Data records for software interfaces

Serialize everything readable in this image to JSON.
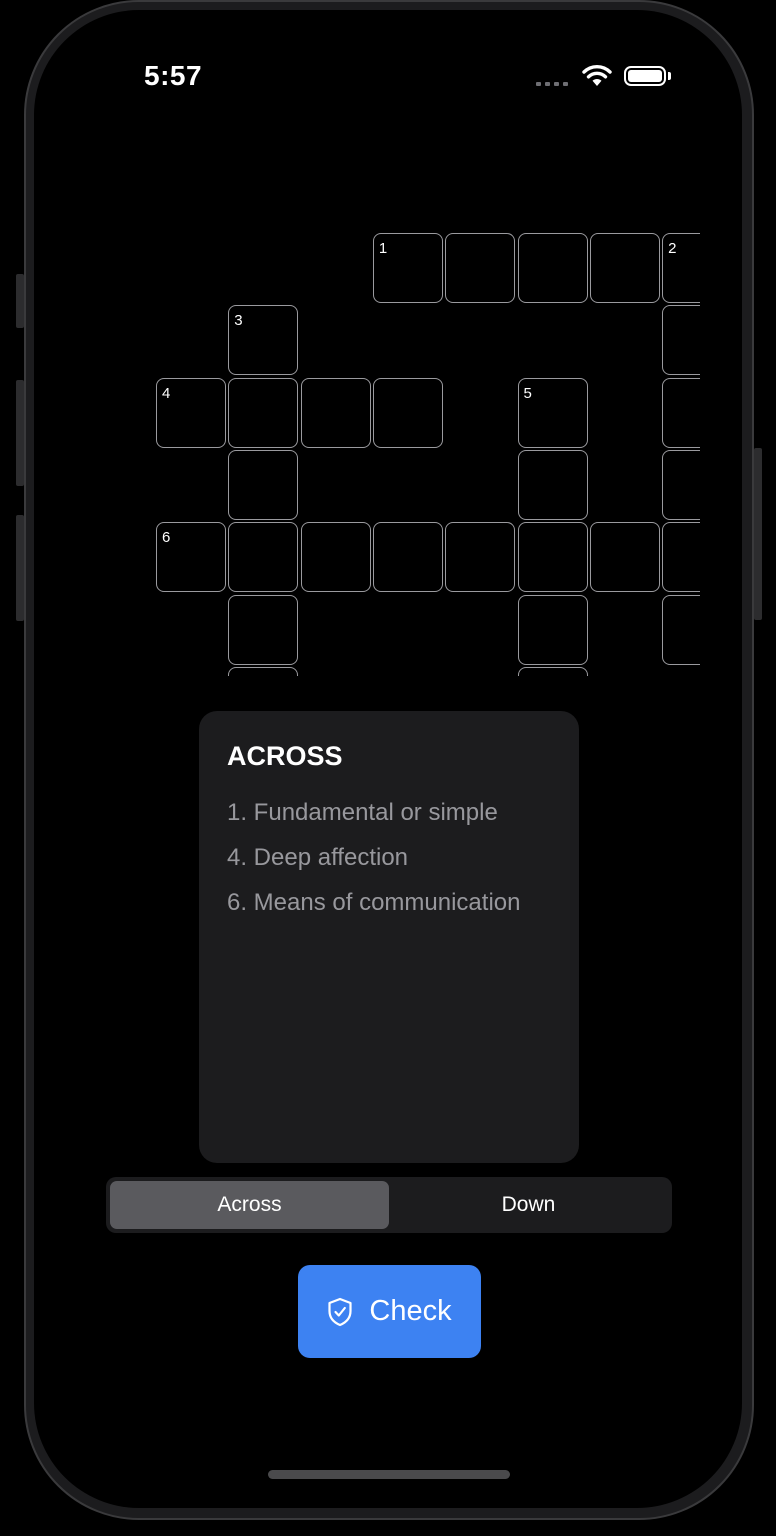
{
  "status_bar": {
    "time": "5:57"
  },
  "crossword": {
    "cells": [
      {
        "row": 0,
        "col": 3,
        "number": "1"
      },
      {
        "row": 0,
        "col": 4,
        "number": ""
      },
      {
        "row": 0,
        "col": 5,
        "number": ""
      },
      {
        "row": 0,
        "col": 6,
        "number": ""
      },
      {
        "row": 0,
        "col": 7,
        "number": "2"
      },
      {
        "row": 1,
        "col": 1,
        "number": "3"
      },
      {
        "row": 1,
        "col": 7,
        "number": ""
      },
      {
        "row": 2,
        "col": 0,
        "number": "4"
      },
      {
        "row": 2,
        "col": 1,
        "number": ""
      },
      {
        "row": 2,
        "col": 2,
        "number": ""
      },
      {
        "row": 2,
        "col": 3,
        "number": ""
      },
      {
        "row": 2,
        "col": 5,
        "number": "5"
      },
      {
        "row": 2,
        "col": 7,
        "number": ""
      },
      {
        "row": 3,
        "col": 1,
        "number": ""
      },
      {
        "row": 3,
        "col": 5,
        "number": ""
      },
      {
        "row": 3,
        "col": 7,
        "number": ""
      },
      {
        "row": 4,
        "col": 0,
        "number": "6"
      },
      {
        "row": 4,
        "col": 1,
        "number": ""
      },
      {
        "row": 4,
        "col": 2,
        "number": ""
      },
      {
        "row": 4,
        "col": 3,
        "number": ""
      },
      {
        "row": 4,
        "col": 4,
        "number": ""
      },
      {
        "row": 4,
        "col": 5,
        "number": ""
      },
      {
        "row": 4,
        "col": 6,
        "number": ""
      },
      {
        "row": 4,
        "col": 7,
        "number": ""
      },
      {
        "row": 5,
        "col": 1,
        "number": ""
      },
      {
        "row": 5,
        "col": 5,
        "number": ""
      },
      {
        "row": 5,
        "col": 7,
        "number": ""
      },
      {
        "row": 6,
        "col": 1,
        "number": ""
      },
      {
        "row": 6,
        "col": 5,
        "number": ""
      }
    ]
  },
  "clues": {
    "title": "ACROSS",
    "items": [
      "1. Fundamental or simple",
      "4. Deep affection",
      "6. Means of communication"
    ]
  },
  "segmented": {
    "across_label": "Across",
    "down_label": "Down",
    "selected": "Across"
  },
  "check_button": {
    "label": "Check",
    "icon": "shield-check-icon",
    "color": "#3d82f2"
  }
}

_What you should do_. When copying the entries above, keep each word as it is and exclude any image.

_Output for this task_.
Serialize everything readable in this image to JSON.
{
  "status_bar": {
    "time": "5:57"
  },
  "crossword": {
    "cells": [
      {
        "row": 0,
        "col": 3,
        "number": "1"
      },
      {
        "row": 0,
        "col": 4,
        "number": ""
      },
      {
        "row": 0,
        "col": 5,
        "number": ""
      },
      {
        "row": 0,
        "col": 6,
        "number": ""
      },
      {
        "row": 0,
        "col": 7,
        "number": "2"
      },
      {
        "row": 1,
        "col": 1,
        "number": "3"
      },
      {
        "row": 1,
        "col": 7,
        "number": ""
      },
      {
        "row": 2,
        "col": 0,
        "number": "4"
      },
      {
        "row": 2,
        "col": 1,
        "number": ""
      },
      {
        "row": 2,
        "col": 2,
        "number": ""
      },
      {
        "row": 2,
        "col": 3,
        "number": ""
      },
      {
        "row": 2,
        "col": 5,
        "number": "5"
      },
      {
        "row": 2,
        "col": 7,
        "number": ""
      },
      {
        "row": 3,
        "col": 1,
        "number": ""
      },
      {
        "row": 3,
        "col": 5,
        "number": ""
      },
      {
        "row": 3,
        "col": 7,
        "number": ""
      },
      {
        "row": 4,
        "col": 0,
        "number": "6"
      },
      {
        "row": 4,
        "col": 1,
        "number": ""
      },
      {
        "row": 4,
        "col": 2,
        "number": ""
      },
      {
        "row": 4,
        "col": 3,
        "number": ""
      },
      {
        "row": 4,
        "col": 4,
        "number": ""
      },
      {
        "row": 4,
        "col": 5,
        "number": ""
      },
      {
        "row": 4,
        "col": 6,
        "number": ""
      },
      {
        "row": 4,
        "col": 7,
        "number": ""
      },
      {
        "row": 5,
        "col": 1,
        "number": ""
      },
      {
        "row": 5,
        "col": 5,
        "number": ""
      },
      {
        "row": 5,
        "col": 7,
        "number": ""
      },
      {
        "row": 6,
        "col": 1,
        "number": ""
      },
      {
        "row": 6,
        "col": 5,
        "number": ""
      }
    ]
  },
  "clues": {
    "title": "ACROSS",
    "items": [
      "1. Fundamental or simple",
      "4. Deep affection",
      "6. Means of communication"
    ]
  },
  "segmented": {
    "across_label": "Across",
    "down_label": "Down",
    "selected": "Across"
  },
  "check_button": {
    "label": "Check",
    "icon": "shield-check-icon",
    "color": "#3d82f2"
  }
}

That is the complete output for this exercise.